Electric cars are the same. Almost every car company, especially those recently bailed out, has an electric concept vehicle. It’s a token offering though.

In the same breath that electric cars are praised, the lack of infrastructure is damned. Making this one of the most expensive PR gestures ever made.

Putting aside my own feelings for electric cars, there was a video from TED that I had posted earlier that outlined an infrastructure for electric cars that would work. And work well!

Here is the rub that every great environmentally friendly idea runs into: Without infrastructure, people won’t buy; If people don’t buy, the infrastructure won’t be built.

Someone needs to cowboy up, bite the bullet and change the world.

What has occurred then is business is afraid. The little guys don’t have the resources to make these changes happen, the government is caught in petty squabbles, and big business is more worried about profit than doing the right thing. Too Big To Fail means too afraid to change.

From the Pentagon


According to CNN, the Pentagon has released it’s Quadrennial Defense Review. This is the Pentagon’s equivalent of a self-assessment; what is important, what do we need to keep, what needs to change.

The biggest change in the Pentagon is the possible abandonment of the two conventional war mindset. Soon after WWII, this idea of simultaneous conflicts has kept our armed forces large and well provisioned. And rightly so.

Why is the Pentagon on Conservance?

There is an interesting, almost post script, note towards the bottom of the CNN report.

“However, a bigger challenge the Pentagon will face is future conflicts fought around and over reduced resources and environmental catastrophes.”

If the Pentagon is claiming that global climate change is an “accelerant of instability,” then who am I to disagree? For all the modern satire that has grown around the military and military intelligence; they know their stuff. People forget that warfare is tough. And when our optimism meets cold reality: we blame reality, not our overly optimistic attitude.
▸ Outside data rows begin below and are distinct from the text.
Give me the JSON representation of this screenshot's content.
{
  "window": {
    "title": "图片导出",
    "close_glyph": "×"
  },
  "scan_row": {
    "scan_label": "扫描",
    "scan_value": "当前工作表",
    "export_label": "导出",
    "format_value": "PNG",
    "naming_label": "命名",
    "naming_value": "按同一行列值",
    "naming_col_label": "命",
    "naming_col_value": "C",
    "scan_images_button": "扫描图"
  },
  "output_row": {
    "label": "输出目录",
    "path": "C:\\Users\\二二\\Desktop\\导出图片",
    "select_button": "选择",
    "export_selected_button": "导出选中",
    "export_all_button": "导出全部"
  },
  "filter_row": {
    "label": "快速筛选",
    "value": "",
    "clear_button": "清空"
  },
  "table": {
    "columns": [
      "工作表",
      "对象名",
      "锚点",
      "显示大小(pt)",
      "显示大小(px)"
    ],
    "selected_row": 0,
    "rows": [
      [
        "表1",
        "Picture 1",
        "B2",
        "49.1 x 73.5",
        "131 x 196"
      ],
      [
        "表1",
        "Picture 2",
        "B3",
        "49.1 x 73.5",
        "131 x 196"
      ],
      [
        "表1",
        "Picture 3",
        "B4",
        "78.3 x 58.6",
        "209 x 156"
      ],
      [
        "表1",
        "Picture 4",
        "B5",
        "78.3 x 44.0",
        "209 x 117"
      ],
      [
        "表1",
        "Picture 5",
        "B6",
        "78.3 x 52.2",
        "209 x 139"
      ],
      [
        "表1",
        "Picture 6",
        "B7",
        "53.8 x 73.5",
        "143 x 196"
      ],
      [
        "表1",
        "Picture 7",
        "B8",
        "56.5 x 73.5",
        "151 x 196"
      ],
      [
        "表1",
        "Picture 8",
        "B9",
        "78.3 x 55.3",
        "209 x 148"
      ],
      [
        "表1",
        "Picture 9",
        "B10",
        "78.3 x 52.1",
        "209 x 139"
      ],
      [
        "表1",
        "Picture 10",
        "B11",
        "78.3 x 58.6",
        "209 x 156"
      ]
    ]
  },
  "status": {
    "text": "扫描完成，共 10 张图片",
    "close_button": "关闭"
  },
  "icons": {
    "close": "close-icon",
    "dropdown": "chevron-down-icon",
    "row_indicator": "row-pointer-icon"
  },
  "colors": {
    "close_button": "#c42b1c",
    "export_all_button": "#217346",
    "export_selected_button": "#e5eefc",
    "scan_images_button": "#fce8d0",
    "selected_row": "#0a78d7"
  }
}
The Stance

With the military highlighting the difficulties of future conflicts being exacerbated by climate change; environmentally friendly and sustainable practices are not only necessary, they’re essential.

The scarcity (or believed scarcity) of resources will be the cause of the next great war. Ideologies and beliefs will only be used to exaggerate the underlying lack of basic necessities.

If the pentagon is preparing for a worst case scenario, we should be praying.

Check it yourself:

CNN – CNN’s review of the QDR

QDR – The homepage for the Quadrennial Defense Review

State of the Union


Tonight is President Obama’s first State of the Union address. For those that don’t know, it is a chance for the President to address where we were as a country, what’s been done, and where we will be going.

Does It Really Matter?

Of course not. Like many things in politics; it did matter at one time, now it is nothing more than rhetoric. We’ll here about how Obama inherited these tough problems, and how it will take time to fix these problems, that we need to come together.

We’ll learn how the stimulus was a good idea (even though reports and investigations state otherwise), how banks need to be held accountable but that it’s tough to make that happen. We will definitely get some rhetoric about health care, and probably about green initiatives if we’re lucky.

Meet the new boss, same as the old boss

So we’ve got a democrat senate, and president and it is still business as usual. In fact, we’ve taken a big step backwards. We are worse off now, then at any time under G.W.

Hope and change were promised us, and nothing has been delivered.

Main Street

“Main Street” was the rallying cry of presidential candidates. Main street needed to be put first on agendas once more; to be the focus once again of government.

It’s been a year, and economic recoveries have yet to be centered on “Main Street.” Big business though has gotten its share, Wall Street got their share, and these are the entities responsible for the mess we’re in right now!

Conservance Prediction

The unemployed will still be unemployed. Green economies and reforms won’t be delivered in the near future. We’ll never get reforms that would actually reform, or make life better for “Main Street.”

%d bloggers like this: